Solo Canoe Trip . Noatak River . 8/94 . Day 8

I awake to more light rain and hordes of bugs. It's as if they will be held down by the rain no longer and they will endure any obstacle to attain sustenance, me. I wear my head net most of the morning. Due to a law of physics that prevents you from getting food in your mouth when wearing such devices, I opt to eat down river. I pack up a throughly wet tent. It's gonna be fun tonight. Neoprene gloves an booties are the order of the day, and warm and dry they are. Rain, rain, it keeps comin.

About four miles down I run across Scott and Mike's camp. They must be asleep. I make noises like a wild animal.
No foolin these veteran wilderness wild men. We consume breakfast while they break camp.

Oatmeal, power bars, granola, chocolate bars and hot drinks. Also a large dose of spirolina and ginseng as we plan to exert our muscles beyond those of mortal men. We're all wet and look like drowned cats. Checking the map we figure a half day to Cutler Bar, but it's to far to the cabin marked on the map at New Cottonwood. A cabin would be nice. Cutler Bar is the eastern most landing strip on the river. If we're lucky there will be somebody there with a weather report.

We compare paddling times over the last two days. It's taken me nine hours to do what took them 16. Could this be right? We double check and conclude that the 200 more pounds they haul, along with the fact that their canoe sits too low in the water, would account for the discrepancy.

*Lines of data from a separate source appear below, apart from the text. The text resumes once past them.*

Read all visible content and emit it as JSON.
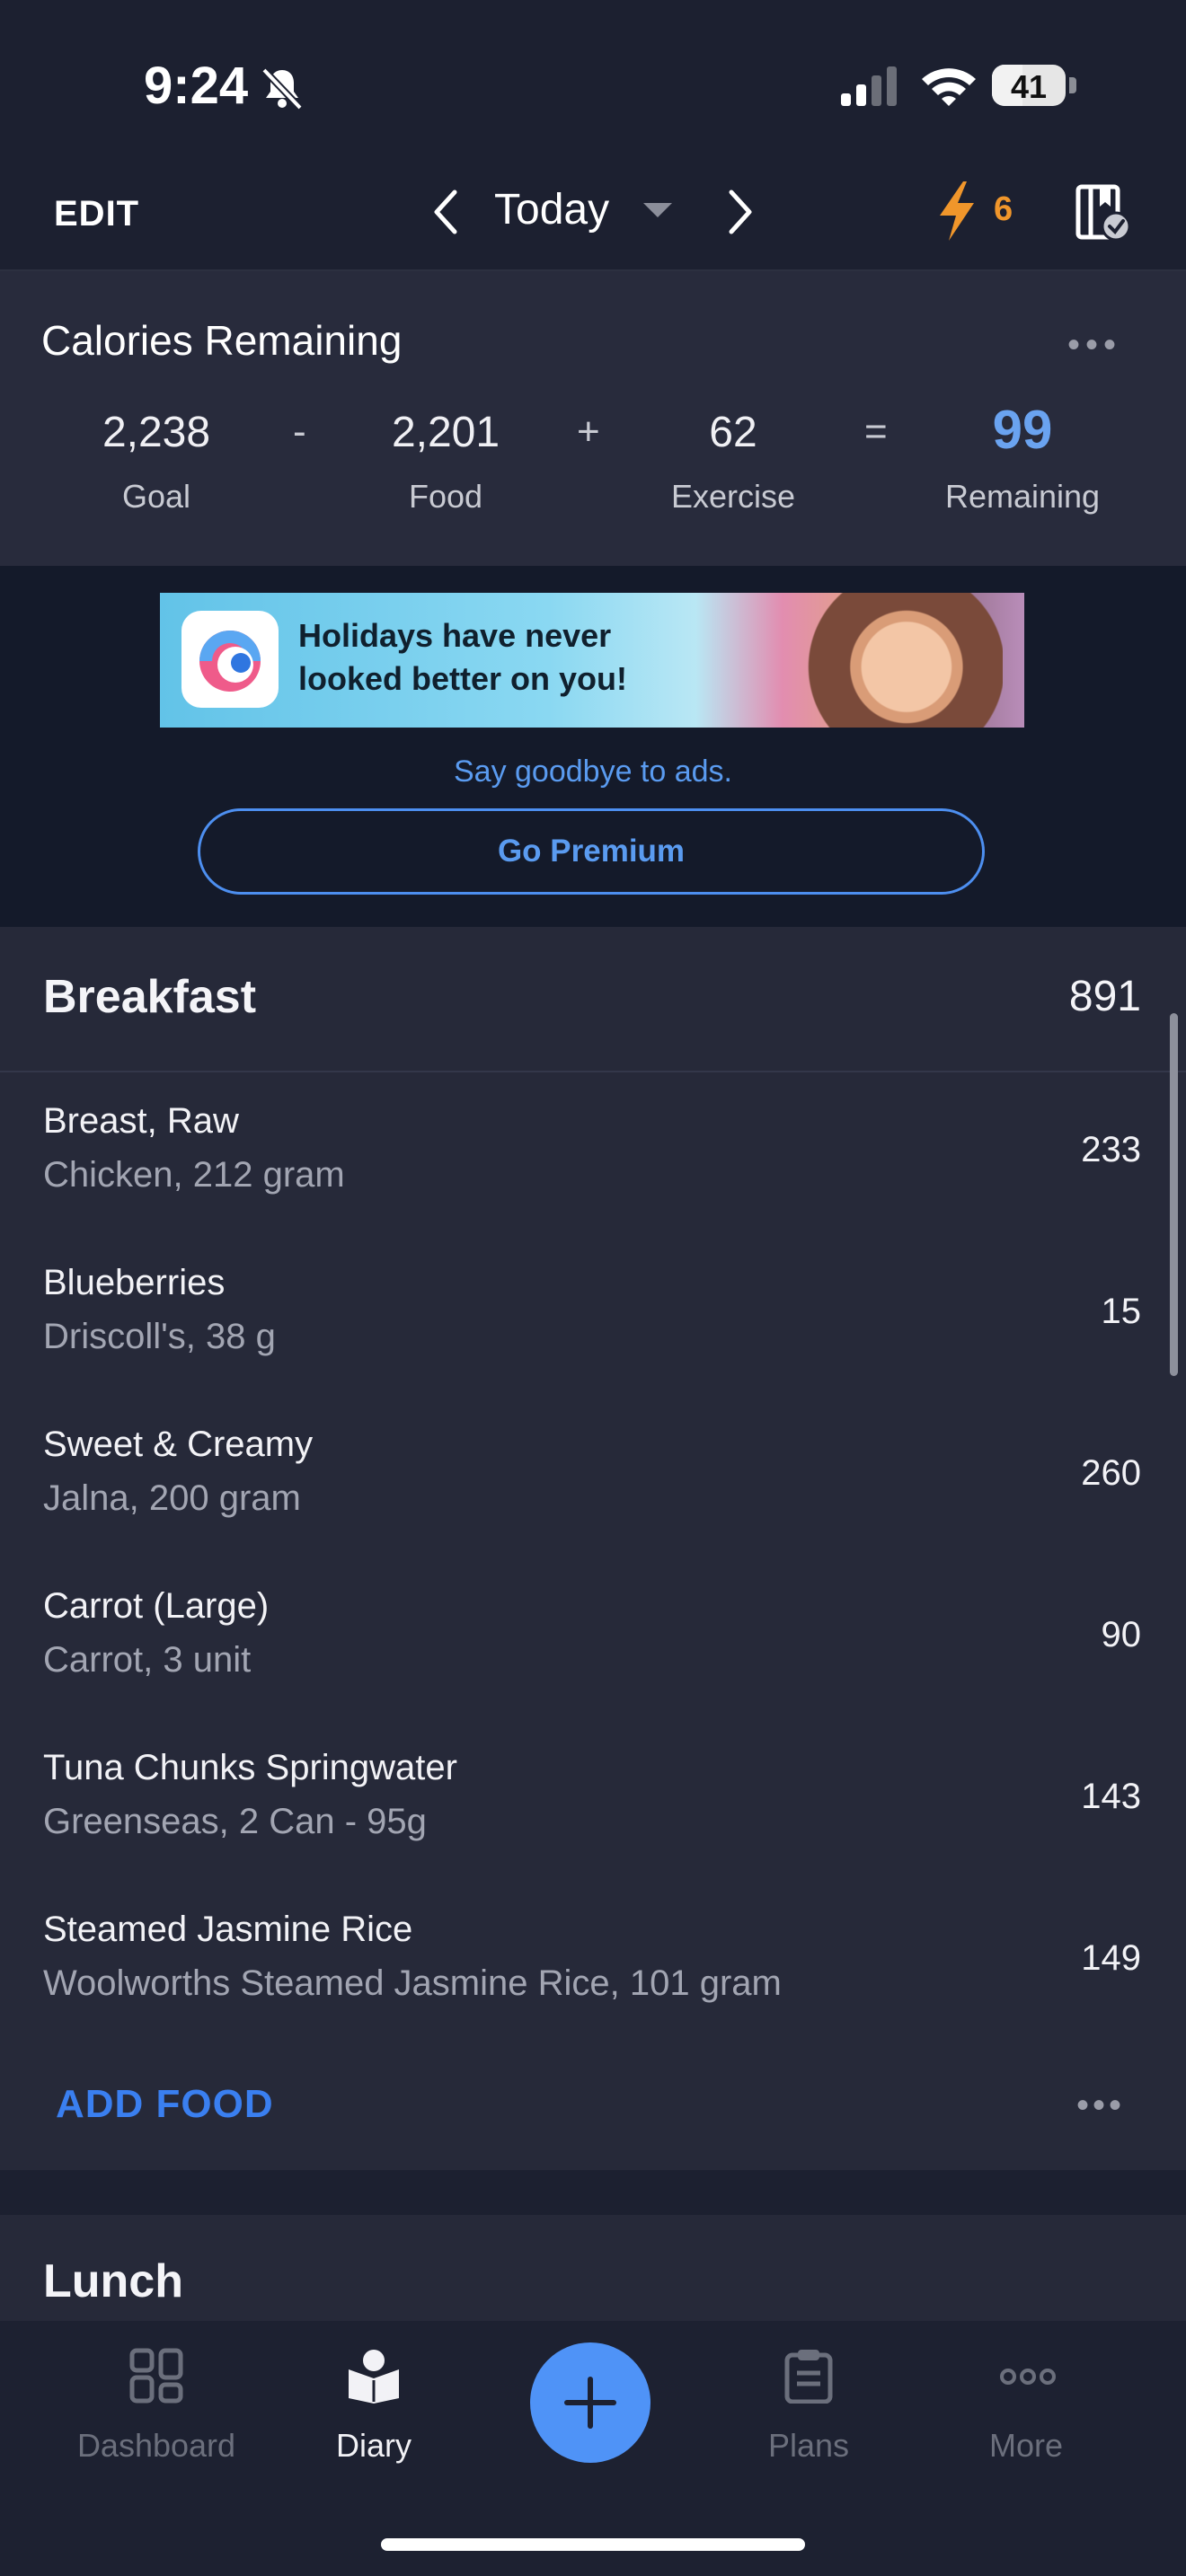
{
  "status_bar": {
    "time": "9:24",
    "battery": "41",
    "battery_level": 0.41
  },
  "nav": {
    "edit": "EDIT",
    "date": "Today",
    "streak": "6"
  },
  "calories": {
    "title": "Calories Remaining",
    "goal": "2,238",
    "goal_label": "Goal",
    "minus": "-",
    "food": "2,201",
    "food_label": "Food",
    "plus": "+",
    "exercise": "62",
    "exercise_label": "Exercise",
    "equals": "=",
    "remaining": "99",
    "remaining_label": "Remaining"
  },
  "ad": {
    "banner_text": "Holidays have never looked better on you!",
    "caption": "Say goodbye to ads.",
    "premium": "Go Premium"
  },
  "breakfast": {
    "title": "Breakfast",
    "total": "891",
    "items": [
      {
        "name": "Breast, Raw",
        "desc": "Chicken, 212 gram",
        "cal": "233"
      },
      {
        "name": "Blueberries",
        "desc": "Driscoll's, 38 g",
        "cal": "15"
      },
      {
        "name": "Sweet & Creamy",
        "desc": "Jalna, 200 gram",
        "cal": "260"
      },
      {
        "name": "Carrot (Large)",
        "desc": "Carrot, 3 unit",
        "cal": "90"
      },
      {
        "name": "Tuna Chunks Springwater",
        "desc": "Greenseas, 2 Can - 95g",
        "cal": "143"
      },
      {
        "name": "Steamed Jasmine Rice",
        "desc": "Woolworths Steamed Jasmine Rice, 101 gram",
        "cal": "149"
      }
    ],
    "add_food": "ADD FOOD"
  },
  "lunch": {
    "title": "Lunch"
  },
  "tabs": {
    "dashboard": "Dashboard",
    "diary": "Diary",
    "plans": "Plans",
    "more": "More"
  },
  "colors": {
    "accent": "#4f93f7",
    "remaining": "#6aa3f0",
    "streak": "#f0962b"
  }
}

I take to the oars and reach Cutler Bar in no time. Lookie here, a cabin. Old ugly thing too, with the obligatory caribou antler over the door. I think I have seen this cabin before in a photo. I pull out on a sand bank. Fresh boot tracks. Must be somebody here. I walk closer and yell "Hello in the cabin". Nothing. I walk closer and try again. To the left I see an al fresco toilet. Hmm. I read that all the cabins are always left unlocked so that those in need can get some shelter, and even food. I certainly wasn't in need, so I took some video and left.

Several hours later I reach the Makpik river. This river is still clear, but its tinted a dark tea color, probably from peat. It's spilling into the Noatak at a frightening rate. It's a torrent. I filter water then look for the Ranger Station. Nothing here. Am I in the right place? It's difficult to get a bearing without being able to see very far due to the rain, but I have been paying close attention to the map and incoming rivers.

Scott and Mike catch up with me here. They concur, this is Makpik, and we are making very very good time. The river has picked up speed with the rising water. It's still early, about 15:00, and we take to the river again.

By 20:00 I've been paddling 13 hours. I hardly even noticed. Just another day in which time seems to stretch or shrink or something. I passed a great camp site about seven miles back and I should have stopped there cause I havent seen anything since. I finally reach a large site, well used. It's raining without letup now. No possibility of drying anything. Water is still rising. The dudes show up an hour later. Not much talking tonight, too wet and too tired. We haul our canoes way up the bank and tie them down like we've never tied before. I set my watch alam for every two hours so I can check the rivers height.

Havent seen any planes for days. Chunks of debris are starting to float down river. I thought I had done 38 miles today, but when I double and triple check back home, it was 66 miles.